Extracted records:
────────────────────────────────────────
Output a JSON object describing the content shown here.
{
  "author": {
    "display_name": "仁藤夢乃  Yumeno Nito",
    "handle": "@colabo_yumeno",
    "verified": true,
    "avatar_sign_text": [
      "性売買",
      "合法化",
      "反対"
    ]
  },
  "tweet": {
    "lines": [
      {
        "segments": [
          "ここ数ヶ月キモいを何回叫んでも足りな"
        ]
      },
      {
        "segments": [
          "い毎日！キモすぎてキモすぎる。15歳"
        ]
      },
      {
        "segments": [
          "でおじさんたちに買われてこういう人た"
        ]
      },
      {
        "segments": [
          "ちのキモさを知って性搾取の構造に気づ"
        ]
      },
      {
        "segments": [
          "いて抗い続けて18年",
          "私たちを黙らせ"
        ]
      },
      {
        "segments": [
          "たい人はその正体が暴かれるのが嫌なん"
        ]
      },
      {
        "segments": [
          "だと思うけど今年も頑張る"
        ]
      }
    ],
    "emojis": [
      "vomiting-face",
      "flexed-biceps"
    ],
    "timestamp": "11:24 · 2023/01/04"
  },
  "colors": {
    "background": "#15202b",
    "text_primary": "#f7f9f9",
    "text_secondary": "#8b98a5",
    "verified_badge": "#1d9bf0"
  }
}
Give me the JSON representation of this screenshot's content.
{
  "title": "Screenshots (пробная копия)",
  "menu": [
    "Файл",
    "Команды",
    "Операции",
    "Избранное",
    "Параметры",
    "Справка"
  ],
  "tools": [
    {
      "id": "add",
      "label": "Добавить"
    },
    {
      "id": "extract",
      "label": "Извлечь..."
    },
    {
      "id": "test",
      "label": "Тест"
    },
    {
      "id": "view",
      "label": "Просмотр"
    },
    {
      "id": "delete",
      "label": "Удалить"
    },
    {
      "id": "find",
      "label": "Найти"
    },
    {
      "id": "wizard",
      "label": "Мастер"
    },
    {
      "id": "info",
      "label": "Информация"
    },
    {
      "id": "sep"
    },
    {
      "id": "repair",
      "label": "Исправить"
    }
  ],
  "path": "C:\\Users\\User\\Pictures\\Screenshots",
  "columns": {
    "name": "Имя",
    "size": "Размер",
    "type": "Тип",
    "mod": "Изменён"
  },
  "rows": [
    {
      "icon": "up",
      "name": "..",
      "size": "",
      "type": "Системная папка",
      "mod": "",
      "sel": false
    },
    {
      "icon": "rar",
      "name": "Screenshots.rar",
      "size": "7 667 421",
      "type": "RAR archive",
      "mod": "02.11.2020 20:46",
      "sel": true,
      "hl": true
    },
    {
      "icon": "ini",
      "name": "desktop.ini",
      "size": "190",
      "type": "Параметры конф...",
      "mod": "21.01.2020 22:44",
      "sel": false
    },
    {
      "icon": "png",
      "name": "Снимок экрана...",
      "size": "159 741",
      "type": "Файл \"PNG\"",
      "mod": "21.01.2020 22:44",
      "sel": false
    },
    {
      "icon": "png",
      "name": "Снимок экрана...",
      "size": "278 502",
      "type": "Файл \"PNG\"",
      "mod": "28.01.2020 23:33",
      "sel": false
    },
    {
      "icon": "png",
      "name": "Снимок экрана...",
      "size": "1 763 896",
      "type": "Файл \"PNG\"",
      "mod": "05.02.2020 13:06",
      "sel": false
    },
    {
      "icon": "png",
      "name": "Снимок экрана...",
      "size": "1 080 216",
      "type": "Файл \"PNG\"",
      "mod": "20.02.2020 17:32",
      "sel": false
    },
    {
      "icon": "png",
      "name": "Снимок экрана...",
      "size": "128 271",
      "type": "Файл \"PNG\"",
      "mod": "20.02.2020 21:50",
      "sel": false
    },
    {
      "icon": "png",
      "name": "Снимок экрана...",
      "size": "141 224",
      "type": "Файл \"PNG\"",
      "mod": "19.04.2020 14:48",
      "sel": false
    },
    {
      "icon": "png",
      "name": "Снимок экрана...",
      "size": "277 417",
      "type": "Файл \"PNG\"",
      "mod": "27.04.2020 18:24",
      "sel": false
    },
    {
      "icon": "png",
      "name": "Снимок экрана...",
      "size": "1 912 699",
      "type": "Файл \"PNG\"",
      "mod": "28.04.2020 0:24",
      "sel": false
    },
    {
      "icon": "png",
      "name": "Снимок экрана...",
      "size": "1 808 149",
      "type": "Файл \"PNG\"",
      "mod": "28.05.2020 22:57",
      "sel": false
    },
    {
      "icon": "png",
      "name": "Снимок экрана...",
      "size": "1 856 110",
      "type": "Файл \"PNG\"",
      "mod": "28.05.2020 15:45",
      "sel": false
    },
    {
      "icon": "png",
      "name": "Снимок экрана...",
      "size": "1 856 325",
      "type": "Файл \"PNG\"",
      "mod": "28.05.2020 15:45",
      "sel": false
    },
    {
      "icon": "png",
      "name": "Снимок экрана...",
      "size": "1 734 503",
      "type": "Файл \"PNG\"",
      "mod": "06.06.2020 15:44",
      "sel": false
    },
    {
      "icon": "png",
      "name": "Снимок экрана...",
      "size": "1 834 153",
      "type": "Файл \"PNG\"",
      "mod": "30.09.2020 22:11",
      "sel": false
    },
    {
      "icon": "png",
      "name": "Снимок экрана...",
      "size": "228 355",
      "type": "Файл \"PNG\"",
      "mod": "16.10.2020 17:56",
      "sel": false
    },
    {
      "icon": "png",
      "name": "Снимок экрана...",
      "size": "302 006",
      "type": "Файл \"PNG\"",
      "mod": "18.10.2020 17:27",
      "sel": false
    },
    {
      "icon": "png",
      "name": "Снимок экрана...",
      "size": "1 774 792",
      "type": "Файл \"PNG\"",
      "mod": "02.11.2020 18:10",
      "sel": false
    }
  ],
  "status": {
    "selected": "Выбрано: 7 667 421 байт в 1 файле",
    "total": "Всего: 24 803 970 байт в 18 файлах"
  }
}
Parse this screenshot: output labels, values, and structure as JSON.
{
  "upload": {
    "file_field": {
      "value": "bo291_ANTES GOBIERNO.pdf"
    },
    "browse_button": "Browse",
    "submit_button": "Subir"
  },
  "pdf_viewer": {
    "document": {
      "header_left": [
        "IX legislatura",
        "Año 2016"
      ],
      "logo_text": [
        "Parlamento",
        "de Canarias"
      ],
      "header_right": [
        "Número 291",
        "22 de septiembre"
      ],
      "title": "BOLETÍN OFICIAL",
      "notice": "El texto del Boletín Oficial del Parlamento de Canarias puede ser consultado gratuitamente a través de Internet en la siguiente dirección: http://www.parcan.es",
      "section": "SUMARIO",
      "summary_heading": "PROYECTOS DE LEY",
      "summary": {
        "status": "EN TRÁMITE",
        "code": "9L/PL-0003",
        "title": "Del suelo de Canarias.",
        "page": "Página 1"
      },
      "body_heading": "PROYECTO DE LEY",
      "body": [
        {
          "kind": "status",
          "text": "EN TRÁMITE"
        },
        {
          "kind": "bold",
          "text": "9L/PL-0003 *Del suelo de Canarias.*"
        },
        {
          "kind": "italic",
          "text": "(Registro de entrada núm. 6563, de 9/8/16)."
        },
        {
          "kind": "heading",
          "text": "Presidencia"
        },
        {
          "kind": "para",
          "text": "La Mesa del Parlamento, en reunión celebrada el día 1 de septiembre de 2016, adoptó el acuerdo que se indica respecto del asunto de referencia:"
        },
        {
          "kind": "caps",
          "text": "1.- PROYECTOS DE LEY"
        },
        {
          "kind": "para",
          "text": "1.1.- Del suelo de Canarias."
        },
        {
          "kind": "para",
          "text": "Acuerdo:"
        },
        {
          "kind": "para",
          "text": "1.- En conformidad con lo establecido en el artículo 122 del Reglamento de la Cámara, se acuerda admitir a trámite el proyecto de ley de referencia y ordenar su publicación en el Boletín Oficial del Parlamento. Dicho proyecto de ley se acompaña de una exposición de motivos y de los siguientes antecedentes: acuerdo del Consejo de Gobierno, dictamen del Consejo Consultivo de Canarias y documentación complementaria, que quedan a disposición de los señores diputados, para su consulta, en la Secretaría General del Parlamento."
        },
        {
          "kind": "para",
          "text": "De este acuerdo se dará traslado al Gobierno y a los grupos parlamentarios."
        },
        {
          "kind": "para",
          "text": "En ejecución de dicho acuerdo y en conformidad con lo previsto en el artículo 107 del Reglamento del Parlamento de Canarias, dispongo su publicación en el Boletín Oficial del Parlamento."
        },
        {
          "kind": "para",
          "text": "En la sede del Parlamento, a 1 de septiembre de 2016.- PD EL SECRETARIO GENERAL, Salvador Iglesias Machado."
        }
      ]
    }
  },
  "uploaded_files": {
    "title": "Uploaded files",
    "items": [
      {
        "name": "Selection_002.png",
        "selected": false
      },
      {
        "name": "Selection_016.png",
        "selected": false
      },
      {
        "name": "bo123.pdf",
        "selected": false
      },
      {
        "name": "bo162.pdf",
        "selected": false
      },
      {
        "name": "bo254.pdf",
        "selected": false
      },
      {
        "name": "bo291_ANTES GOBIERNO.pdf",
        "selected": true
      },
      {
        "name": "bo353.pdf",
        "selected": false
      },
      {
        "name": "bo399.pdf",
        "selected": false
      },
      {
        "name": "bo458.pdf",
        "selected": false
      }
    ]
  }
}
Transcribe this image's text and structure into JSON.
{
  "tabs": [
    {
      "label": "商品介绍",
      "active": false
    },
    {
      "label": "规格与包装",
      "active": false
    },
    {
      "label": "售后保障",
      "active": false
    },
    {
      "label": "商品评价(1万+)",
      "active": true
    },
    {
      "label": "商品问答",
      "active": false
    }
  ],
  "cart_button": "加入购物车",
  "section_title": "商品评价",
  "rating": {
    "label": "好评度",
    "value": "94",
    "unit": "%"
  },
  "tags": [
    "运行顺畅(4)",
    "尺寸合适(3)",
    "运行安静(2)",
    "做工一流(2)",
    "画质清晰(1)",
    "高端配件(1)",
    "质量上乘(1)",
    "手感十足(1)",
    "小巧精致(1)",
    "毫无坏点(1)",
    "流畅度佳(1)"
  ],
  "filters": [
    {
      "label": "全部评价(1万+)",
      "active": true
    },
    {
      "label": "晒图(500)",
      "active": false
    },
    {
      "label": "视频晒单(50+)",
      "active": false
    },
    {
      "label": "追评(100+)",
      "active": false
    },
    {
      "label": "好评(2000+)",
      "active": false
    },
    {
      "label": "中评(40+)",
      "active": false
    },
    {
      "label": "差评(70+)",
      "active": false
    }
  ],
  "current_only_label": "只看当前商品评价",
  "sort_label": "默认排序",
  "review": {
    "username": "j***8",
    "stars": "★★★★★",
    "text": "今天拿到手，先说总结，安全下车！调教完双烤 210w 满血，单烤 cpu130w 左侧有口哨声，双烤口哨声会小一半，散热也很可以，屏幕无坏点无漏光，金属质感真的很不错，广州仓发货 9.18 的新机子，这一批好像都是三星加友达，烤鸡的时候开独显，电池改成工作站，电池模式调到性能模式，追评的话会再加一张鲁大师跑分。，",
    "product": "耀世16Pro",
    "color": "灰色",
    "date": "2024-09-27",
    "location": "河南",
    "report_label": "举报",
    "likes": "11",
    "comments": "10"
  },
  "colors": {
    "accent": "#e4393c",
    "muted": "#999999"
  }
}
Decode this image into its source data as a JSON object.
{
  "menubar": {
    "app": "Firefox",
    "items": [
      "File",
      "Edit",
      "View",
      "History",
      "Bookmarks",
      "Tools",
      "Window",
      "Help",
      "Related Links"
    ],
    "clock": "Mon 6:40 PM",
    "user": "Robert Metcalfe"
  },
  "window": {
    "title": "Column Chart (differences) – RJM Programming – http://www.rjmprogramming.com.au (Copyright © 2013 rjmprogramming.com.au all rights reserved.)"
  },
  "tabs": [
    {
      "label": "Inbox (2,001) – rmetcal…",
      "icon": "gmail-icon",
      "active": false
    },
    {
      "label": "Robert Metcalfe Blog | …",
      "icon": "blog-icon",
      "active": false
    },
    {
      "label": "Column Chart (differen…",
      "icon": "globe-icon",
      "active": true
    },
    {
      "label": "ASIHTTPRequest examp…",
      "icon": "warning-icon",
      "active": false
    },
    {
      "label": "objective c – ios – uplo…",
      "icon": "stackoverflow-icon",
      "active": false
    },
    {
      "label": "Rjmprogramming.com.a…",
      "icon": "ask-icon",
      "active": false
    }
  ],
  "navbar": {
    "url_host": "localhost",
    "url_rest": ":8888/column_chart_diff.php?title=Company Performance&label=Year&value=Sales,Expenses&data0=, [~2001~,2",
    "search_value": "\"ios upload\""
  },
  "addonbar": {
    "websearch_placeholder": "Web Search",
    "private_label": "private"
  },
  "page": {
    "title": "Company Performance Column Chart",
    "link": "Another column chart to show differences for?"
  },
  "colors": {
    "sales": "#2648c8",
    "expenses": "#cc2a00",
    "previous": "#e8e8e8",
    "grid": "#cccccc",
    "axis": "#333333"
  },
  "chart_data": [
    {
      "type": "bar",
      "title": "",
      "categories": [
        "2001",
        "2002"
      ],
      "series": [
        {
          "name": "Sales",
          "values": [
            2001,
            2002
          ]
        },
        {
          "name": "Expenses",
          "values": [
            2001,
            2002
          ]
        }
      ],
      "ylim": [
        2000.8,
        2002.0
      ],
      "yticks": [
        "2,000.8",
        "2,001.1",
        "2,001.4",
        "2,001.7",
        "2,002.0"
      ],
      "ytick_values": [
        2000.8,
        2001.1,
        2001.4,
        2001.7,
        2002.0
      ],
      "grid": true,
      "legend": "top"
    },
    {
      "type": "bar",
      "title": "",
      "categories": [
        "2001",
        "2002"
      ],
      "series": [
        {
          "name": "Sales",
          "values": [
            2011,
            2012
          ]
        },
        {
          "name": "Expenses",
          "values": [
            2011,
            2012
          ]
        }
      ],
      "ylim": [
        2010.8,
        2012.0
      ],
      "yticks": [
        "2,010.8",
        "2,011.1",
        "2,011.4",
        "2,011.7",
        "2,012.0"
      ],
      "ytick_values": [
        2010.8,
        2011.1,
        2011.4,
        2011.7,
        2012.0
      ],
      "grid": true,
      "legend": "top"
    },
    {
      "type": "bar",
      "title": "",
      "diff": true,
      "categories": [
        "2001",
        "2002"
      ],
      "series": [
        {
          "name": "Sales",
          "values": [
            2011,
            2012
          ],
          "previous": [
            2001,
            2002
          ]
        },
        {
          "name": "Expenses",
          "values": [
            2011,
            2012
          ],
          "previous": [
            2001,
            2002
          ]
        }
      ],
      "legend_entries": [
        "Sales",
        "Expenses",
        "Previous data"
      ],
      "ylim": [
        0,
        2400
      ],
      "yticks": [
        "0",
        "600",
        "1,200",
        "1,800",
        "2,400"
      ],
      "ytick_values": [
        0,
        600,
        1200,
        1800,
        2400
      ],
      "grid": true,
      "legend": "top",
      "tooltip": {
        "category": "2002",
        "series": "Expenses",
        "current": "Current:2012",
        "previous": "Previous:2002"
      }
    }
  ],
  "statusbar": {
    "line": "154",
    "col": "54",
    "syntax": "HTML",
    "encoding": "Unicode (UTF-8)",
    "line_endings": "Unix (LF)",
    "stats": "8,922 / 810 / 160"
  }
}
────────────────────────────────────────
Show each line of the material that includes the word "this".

Answer space:
Give me the JSON representation of this screenshot's content.
Parse this screenshot: output labels, values, and structure as JSON.
Transcribe this image's text and structure into JSON.
Decode this image into its source data as a JSON object.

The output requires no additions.